Problem description:
Reproduce every record below, character by character.

(Data records for software interfaces)
= = = = = = =

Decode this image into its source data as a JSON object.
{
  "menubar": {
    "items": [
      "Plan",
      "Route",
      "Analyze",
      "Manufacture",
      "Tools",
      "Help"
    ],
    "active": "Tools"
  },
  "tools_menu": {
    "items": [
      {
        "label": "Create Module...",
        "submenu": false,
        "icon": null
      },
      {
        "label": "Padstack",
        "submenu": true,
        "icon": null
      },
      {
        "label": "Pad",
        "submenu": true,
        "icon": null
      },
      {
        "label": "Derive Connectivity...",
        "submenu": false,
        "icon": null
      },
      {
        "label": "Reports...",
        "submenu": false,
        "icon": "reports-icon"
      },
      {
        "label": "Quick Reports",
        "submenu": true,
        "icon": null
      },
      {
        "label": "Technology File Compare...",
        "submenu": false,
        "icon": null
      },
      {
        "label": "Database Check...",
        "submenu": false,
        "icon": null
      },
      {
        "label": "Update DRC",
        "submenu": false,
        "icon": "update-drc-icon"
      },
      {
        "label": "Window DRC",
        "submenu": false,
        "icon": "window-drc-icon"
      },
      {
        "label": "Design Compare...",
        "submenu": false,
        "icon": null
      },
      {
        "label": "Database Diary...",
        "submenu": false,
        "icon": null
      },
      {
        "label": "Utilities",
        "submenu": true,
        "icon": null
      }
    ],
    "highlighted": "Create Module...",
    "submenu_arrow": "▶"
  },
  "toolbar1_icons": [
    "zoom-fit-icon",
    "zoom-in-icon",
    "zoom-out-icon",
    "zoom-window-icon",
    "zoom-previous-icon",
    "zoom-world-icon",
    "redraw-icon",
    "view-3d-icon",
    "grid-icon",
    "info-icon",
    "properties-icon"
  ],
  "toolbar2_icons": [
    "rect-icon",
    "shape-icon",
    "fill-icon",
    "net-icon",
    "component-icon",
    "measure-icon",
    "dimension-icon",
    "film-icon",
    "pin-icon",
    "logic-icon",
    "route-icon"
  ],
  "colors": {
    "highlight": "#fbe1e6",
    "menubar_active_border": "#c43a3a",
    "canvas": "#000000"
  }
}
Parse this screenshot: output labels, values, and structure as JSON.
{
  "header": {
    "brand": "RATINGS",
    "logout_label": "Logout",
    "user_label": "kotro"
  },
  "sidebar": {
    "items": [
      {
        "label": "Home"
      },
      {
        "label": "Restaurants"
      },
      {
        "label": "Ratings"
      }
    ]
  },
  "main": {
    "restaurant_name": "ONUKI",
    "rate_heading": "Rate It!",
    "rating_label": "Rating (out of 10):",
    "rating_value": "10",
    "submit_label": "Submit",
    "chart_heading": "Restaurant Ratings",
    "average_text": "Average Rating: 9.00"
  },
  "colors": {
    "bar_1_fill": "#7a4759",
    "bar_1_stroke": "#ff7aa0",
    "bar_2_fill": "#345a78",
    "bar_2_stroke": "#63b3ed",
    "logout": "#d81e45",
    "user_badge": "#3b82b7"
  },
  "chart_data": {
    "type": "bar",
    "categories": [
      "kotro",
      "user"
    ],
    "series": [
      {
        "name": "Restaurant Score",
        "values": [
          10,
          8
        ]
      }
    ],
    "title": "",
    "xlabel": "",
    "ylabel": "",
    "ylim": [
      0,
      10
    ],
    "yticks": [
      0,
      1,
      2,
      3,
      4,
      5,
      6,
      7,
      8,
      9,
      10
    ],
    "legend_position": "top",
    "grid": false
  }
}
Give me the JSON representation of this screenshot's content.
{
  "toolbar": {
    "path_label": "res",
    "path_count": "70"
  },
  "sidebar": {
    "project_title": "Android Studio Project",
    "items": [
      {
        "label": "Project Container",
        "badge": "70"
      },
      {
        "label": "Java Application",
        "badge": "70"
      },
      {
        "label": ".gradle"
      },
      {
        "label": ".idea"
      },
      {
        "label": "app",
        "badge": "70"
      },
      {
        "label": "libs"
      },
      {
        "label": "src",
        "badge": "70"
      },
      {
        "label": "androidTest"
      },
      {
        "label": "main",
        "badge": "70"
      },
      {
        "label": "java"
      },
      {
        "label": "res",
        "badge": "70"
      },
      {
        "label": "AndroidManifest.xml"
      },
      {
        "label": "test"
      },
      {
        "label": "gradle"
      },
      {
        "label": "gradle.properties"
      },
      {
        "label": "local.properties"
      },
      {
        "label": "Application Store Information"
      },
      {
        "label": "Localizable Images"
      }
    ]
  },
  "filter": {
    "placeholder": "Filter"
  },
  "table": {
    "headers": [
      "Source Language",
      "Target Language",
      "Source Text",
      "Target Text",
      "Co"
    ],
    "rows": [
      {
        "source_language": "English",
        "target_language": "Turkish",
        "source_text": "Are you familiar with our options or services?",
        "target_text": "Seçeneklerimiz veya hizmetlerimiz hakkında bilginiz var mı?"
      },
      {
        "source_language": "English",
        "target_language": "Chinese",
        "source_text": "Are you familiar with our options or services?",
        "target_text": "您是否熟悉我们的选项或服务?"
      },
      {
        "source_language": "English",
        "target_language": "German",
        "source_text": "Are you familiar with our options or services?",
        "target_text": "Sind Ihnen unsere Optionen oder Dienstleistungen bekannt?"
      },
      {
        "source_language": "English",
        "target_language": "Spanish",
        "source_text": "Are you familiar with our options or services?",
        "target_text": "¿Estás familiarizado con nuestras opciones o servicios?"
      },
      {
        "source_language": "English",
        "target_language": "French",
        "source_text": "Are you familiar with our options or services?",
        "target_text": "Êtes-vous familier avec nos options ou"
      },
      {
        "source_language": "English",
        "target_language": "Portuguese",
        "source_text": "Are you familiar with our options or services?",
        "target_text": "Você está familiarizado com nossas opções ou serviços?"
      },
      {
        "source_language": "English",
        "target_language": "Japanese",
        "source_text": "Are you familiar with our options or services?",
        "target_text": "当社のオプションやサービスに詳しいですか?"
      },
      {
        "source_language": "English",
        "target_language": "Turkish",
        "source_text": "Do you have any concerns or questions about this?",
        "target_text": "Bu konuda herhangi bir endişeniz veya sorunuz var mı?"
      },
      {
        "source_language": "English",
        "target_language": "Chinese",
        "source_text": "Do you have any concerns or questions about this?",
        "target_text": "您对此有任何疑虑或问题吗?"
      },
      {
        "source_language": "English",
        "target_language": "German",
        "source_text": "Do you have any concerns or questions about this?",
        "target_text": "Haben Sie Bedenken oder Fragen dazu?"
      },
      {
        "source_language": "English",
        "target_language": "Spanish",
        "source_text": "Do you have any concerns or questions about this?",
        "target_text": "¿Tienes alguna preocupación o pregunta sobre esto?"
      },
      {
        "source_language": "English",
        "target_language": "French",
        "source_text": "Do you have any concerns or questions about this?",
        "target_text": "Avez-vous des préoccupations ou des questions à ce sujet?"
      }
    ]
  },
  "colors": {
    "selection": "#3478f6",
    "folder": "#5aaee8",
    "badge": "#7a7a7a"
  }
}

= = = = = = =

Task response:
Decode this image into its source data as a JSON object.
{
  "menubar": {
    "items": [
      "Plan",
      "Route",
      "Analyze",
      "Manufacture",
      "Tools",
      "Help"
    ],
    "active": "Tools"
  },
  "tools_menu": {
    "items": [
      {
        "label": "Create Module...",
        "submenu": false,
        "icon": null
      },
      {
        "label": "Padstack",
        "submenu": true,
        "icon": null
      },
      {
        "label": "Pad",
        "submenu": true,
        "icon": null
      },
      {
        "label": "Derive Connectivity...",
        "submenu": false,
        "icon": null
      },
      {
        "label": "Reports...",
        "submenu": false,
        "icon": "reports-icon"
      },
      {
        "label": "Quick Reports",
        "submenu": true,
        "icon": null
      },
      {
        "label": "Technology File Compare...",
        "submenu": false,
        "icon": null
      },
      {
        "label": "Database Check...",
        "submenu": false,
        "icon": null
      },
      {
        "label": "Update DRC",
        "submenu": false,
        "icon": "update-drc-icon"
      },
      {
        "label": "Window DRC",
        "submenu": false,
        "icon": "window-drc-icon"
      },
      {
        "label": "Design Compare...",
        "submenu": false,
        "icon": null
      },
      {
        "label": "Database Diary...",
        "submenu": false,
        "icon": null
      },
      {
        "label": "Utilities",
        "submenu": true,
        "icon": null
      }
    ],
    "highlighted": "Create Module...",
    "submenu_arrow": "▶"
  },
  "toolbar1_icons": [
    "zoom-fit-icon",
    "zoom-in-icon",
    "zoom-out-icon",
    "zoom-window-icon",
    "zoom-previous-icon",
    "zoom-world-icon",
    "redraw-icon",
    "view-3d-icon",
    "grid-icon",
    "info-icon",
    "properties-icon"
  ],
  "toolbar2_icons": [
    "rect-icon",
    "shape-icon",
    "fill-icon",
    "net-icon",
    "component-icon",
    "measure-icon",
    "dimension-icon",
    "film-icon",
    "pin-icon",
    "logic-icon",
    "route-icon"
  ],
  "colors": {
    "highlight": "#fbe1e6",
    "menubar_active_border": "#c43a3a",
    "canvas": "#000000"
  }
}
Parse this screenshot: output labels, values, and structure as JSON.
{
  "header": {
    "brand": "RATINGS",
    "logout_label": "Logout",
    "user_label": "kotro"
  },
  "sidebar": {
    "items": [
      {
        "label": "Home"
      },
      {
        "label": "Restaurants"
      },
      {
        "label": "Ratings"
      }
    ]
  },
  "main": {
    "restaurant_name": "ONUKI",
    "rate_heading": "Rate It!",
    "rating_label": "Rating (out of 10):",
    "rating_value": "10",
    "submit_label": "Submit",
    "chart_heading": "Restaurant Ratings",
    "average_text": "Average Rating: 9.00"
  },
  "colors": {
    "bar_1_fill": "#7a4759",
    "bar_1_stroke": "#ff7aa0",
    "bar_2_fill": "#345a78",
    "bar_2_stroke": "#63b3ed",
    "logout": "#d81e45",
    "user_badge": "#3b82b7"
  },
  "chart_data": {
    "type": "bar",
    "categories": [
      "kotro",
      "user"
    ],
    "series": [
      {
        "name": "Restaurant Score",
        "values": [
          10,
          8
        ]
      }
    ],
    "title": "",
    "xlabel": "",
    "ylabel": "",
    "ylim": [
      0,
      10
    ],
    "yticks": [
      0,
      1,
      2,
      3,
      4,
      5,
      6,
      7,
      8,
      9,
      10
    ],
    "legend_position": "top",
    "grid": false
  }
}
Give me the JSON representation of this screenshot's content.
{
  "toolbar": {
    "path_label": "res",
    "path_count": "70"
  },
  "sidebar": {
    "project_title": "Android Studio Project",
    "items": [
      {
        "label": "Project Container",
        "badge": "70"
      },
      {
        "label": "Java Application",
        "badge": "70"
      },
      {
        "label": ".gradle"
      },
      {
        "label": ".idea"
      },
      {
        "label": "app",
        "badge": "70"
      },
      {
        "label": "libs"
      },
      {
        "label": "src",
        "badge": "70"
      },
      {
        "label": "androidTest"
      },
      {
        "label": "main",
        "badge": "70"
      },
      {
        "label": "java"
      },
      {
        "label": "res",
        "badge": "70"
      },
      {
        "label": "AndroidManifest.xml"
      },
      {
        "label": "test"
      },
      {
        "label": "gradle"
      },
      {
        "label": "gradle.properties"
      },
      {
        "label": "local.properties"
      },
      {
        "label": "Application Store Information"
      },
      {
        "label": "Localizable Images"
      }
    ]
  },
  "filter": {
    "placeholder": "Filter"
  },
  "table": {
    "headers": [
      "Source Language",
      "Target Language",
      "Source Text",
      "Target Text",
      "Co"
    ],
    "rows": [
      {
        "source_language": "English",
        "target_language": "Turkish",
        "source_text": "Are you familiar with our options or services?",
        "target_text": "Seçeneklerimiz veya hizmetlerimiz hakkında bilginiz var mı?"
      },
      {
        "source_language": "English",
        "target_language": "Chinese",
        "source_text": "Are you familiar with our options or services?",
        "target_text": "您是否熟悉我们的选项或服务?"
      },
      {
        "source_language": "English",
        "target_language": "German",
        "source_text": "Are you familiar with our options or services?",
        "target_text": "Sind Ihnen unsere Optionen oder Dienstleistungen bekannt?"
      },
      {
        "source_language": "English",
        "target_language": "Spanish",
        "source_text": "Are you familiar with our options or services?",
        "target_text": "¿Estás familiarizado con nuestras opciones o servicios?"
      },
      {
        "source_language": "English",
        "target_language": "French",
        "source_text": "Are you familiar with our options or services?",
        "target_text": "Êtes-vous familier avec nos options ou"
      },
      {
        "source_language": "English",
        "target_language": "Portuguese",
        "source_text": "Are you familiar with our options or services?",
        "target_text": "Você está familiarizado com nossas opções ou serviços?"
      },
      {
        "source_language": "English",
        "target_language": "Japanese",
        "source_text": "Are you familiar with our options or services?",
        "target_text": "当社のオプションやサービスに詳しいですか?"
      },
      {
        "source_language": "English",
        "target_language": "Turkish",
        "source_text": "Do you have any concerns or questions about this?",
        "target_text": "Bu konuda herhangi bir endişeniz veya sorunuz var mı?"
      },
      {
        "source_language": "English",
        "target_language": "Chinese",
        "source_text": "Do you have any concerns or questions about this?",
        "target_text": "您对此有任何疑虑或问题吗?"
      },
      {
        "source_language": "English",
        "target_language": "German",
        "source_text": "Do you have any concerns or questions about this?",
        "target_text": "Haben Sie Bedenken oder Fragen dazu?"
      },
      {
        "source_language": "English",
        "target_language": "Spanish",
        "source_text": "Do you have any concerns or questions about this?",
        "target_text": "¿Tienes alguna preocupación o pregunta sobre esto?"
      },
      {
        "source_language": "English",
        "target_language": "French",
        "source_text": "Do you have any concerns or questions about this?",
        "target_text": "Avez-vous des préoccupations ou des questions à ce sujet?"
      }
    ]
  },
  "colors": {
    "selection": "#3478f6",
    "folder": "#5aaee8",
    "badge": "#7a7a7a"
  }
}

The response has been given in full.